The freshly elected, sparkly new government has dashed the hopes of those campaigning for the repeal of the Digital Economy Act

The freshly elected, sparkly new government has dashed the hopes of those campaigning for the repeal of the Digital Economy Act. Jeremy Hunt, the new Secretary of State for Culture, Olympics, Media and Sport, said, "We're not going to repeal it," in an interview with paidContent:UK.

With the Olympics, a World Cup bid and, er, the entirety of British culture in his ministerial portfolio, Mr Hunt has decided to see how the measures described in the act work and amend them in the future if necessary.

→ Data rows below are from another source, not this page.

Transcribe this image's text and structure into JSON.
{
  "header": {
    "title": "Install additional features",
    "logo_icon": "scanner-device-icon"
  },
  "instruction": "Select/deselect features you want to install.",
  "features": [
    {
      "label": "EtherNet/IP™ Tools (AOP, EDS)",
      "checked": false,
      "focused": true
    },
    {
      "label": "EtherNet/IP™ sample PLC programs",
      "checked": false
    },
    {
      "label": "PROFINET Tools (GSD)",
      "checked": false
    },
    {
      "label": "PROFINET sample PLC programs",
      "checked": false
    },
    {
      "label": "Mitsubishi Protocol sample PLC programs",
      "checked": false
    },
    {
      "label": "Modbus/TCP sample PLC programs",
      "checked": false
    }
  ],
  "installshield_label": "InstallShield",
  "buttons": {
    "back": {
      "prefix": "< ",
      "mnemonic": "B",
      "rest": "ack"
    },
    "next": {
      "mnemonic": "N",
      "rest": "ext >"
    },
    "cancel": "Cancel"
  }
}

This means copyright holders will be able to force ISPs to send letters to people they allege have illegally downloaded their material. This will work on a three-strikes basis, with one letter informing you of your naughty business and pointing out the many ways you can legally download content, the next warning you of your impending cutoff and the third shutting your connection down.

The specifics of an appeals process, or how this might affect large shared households or open Wi-Fi networks, are still to be decided by Ofcom. Proposals to block sites that host or promote copyright infringement will not go ahead, according to paidContent, because they were introduced by the previous government separate to the act.

For more on what the act means to you, read our guide to how it works, and our list of nine things you can't do any more.

Image credit: James Firth of Dalton Firth Limited, via CC.